■ Work item ■
Images excluded, repeat each entry below exactly.

■ Raw data ■
__________________________________________________
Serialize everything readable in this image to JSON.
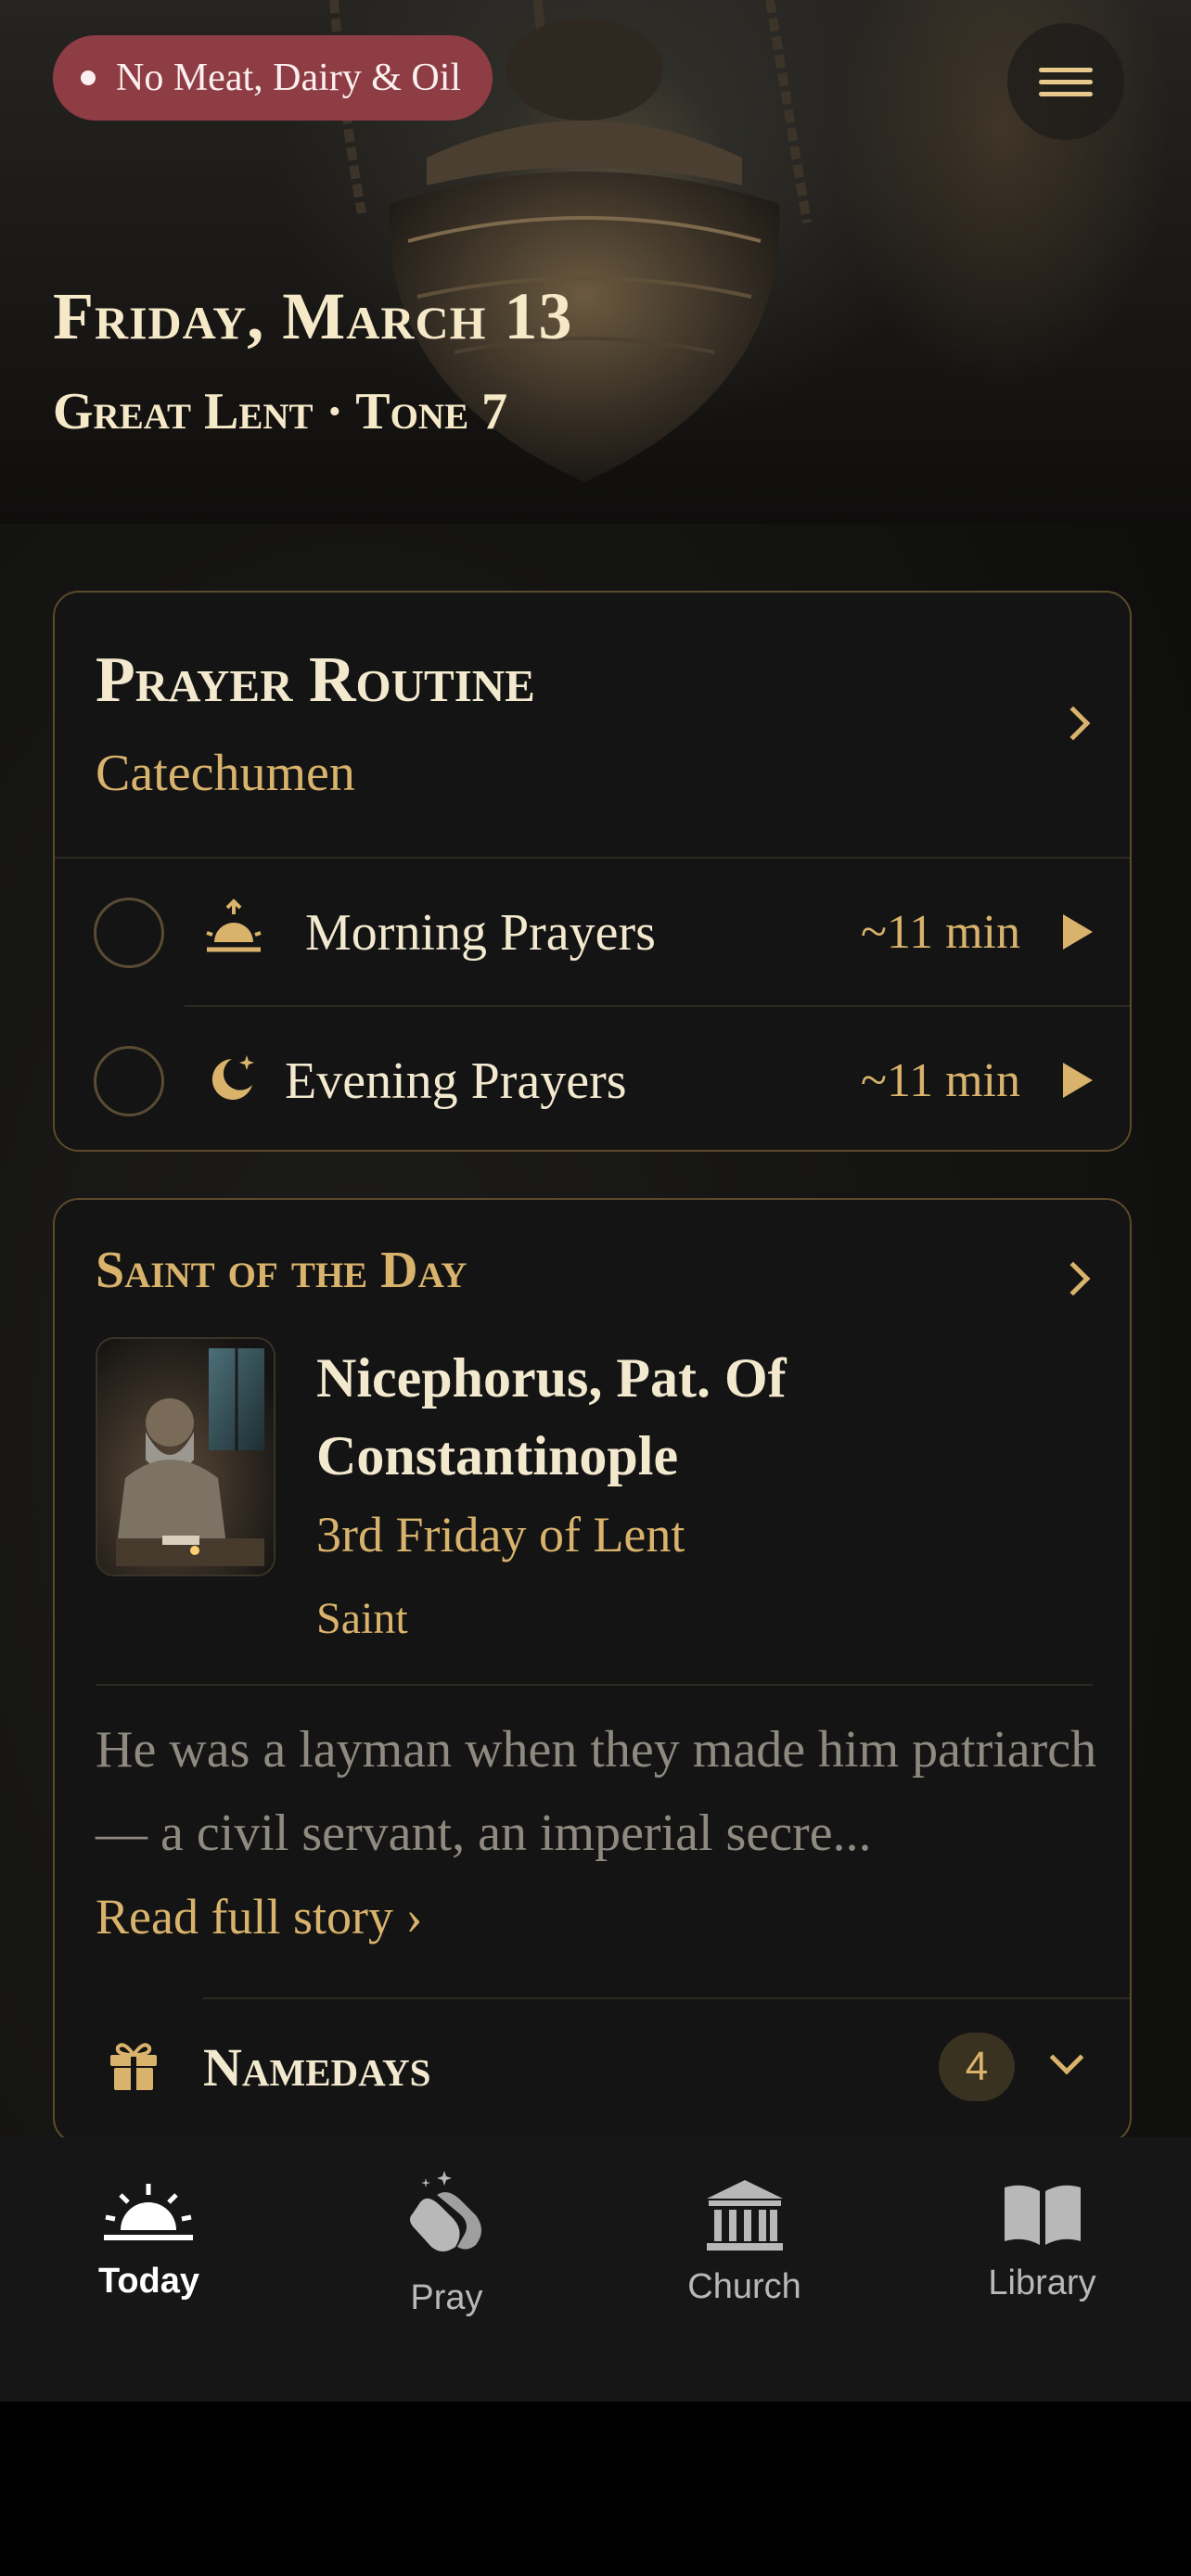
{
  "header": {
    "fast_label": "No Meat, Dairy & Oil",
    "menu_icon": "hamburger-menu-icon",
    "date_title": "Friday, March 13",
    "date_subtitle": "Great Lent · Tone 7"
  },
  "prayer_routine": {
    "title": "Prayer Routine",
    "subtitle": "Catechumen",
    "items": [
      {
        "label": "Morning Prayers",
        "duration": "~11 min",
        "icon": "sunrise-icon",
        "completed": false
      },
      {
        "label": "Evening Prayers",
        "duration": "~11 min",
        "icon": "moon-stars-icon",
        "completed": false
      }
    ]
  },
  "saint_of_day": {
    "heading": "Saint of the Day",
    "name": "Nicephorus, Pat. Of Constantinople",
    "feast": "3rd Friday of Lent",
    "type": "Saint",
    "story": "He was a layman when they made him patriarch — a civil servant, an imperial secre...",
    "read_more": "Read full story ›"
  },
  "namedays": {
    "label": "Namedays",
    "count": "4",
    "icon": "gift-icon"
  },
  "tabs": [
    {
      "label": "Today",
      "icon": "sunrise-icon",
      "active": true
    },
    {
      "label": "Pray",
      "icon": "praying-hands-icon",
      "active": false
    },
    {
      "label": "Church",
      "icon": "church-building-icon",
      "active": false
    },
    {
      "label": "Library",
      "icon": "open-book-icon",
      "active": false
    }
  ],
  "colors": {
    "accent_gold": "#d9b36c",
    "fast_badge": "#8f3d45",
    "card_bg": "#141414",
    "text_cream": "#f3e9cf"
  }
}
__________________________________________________
■ Completed task ■
Serialize everything readable in this image to JSON.
{
  "header": {
    "fast_label": "No Meat, Dairy & Oil",
    "menu_icon": "hamburger-menu-icon",
    "date_title": "Friday, March 13",
    "date_subtitle": "Great Lent · Tone 7"
  },
  "prayer_routine": {
    "title": "Prayer Routine",
    "subtitle": "Catechumen",
    "items": [
      {
        "label": "Morning Prayers",
        "duration": "~11 min",
        "icon": "sunrise-icon",
        "completed": false
      },
      {
        "label": "Evening Prayers",
        "duration": "~11 min",
        "icon": "moon-stars-icon",
        "completed": false
      }
    ]
  },
  "saint_of_day": {
    "heading": "Saint of the Day",
    "name": "Nicephorus, Pat. Of Constantinople",
    "feast": "3rd Friday of Lent",
    "type": "Saint",
    "story": "He was a layman when they made him patriarch — a civil servant, an imperial secre...",
    "read_more": "Read full story ›"
  },
  "namedays": {
    "label": "Namedays",
    "count": "4",
    "icon": "gift-icon"
  },
  "tabs": [
    {
      "label": "Today",
      "icon": "sunrise-icon",
      "active": true
    },
    {
      "label": "Pray",
      "icon": "praying-hands-icon",
      "active": false
    },
    {
      "label": "Church",
      "icon": "church-building-icon",
      "active": false
    },
    {
      "label": "Library",
      "icon": "open-book-icon",
      "active": false
    }
  ],
  "colors": {
    "accent_gold": "#d9b36c",
    "fast_badge": "#8f3d45",
    "card_bg": "#141414",
    "text_cream": "#f3e9cf"
  }
}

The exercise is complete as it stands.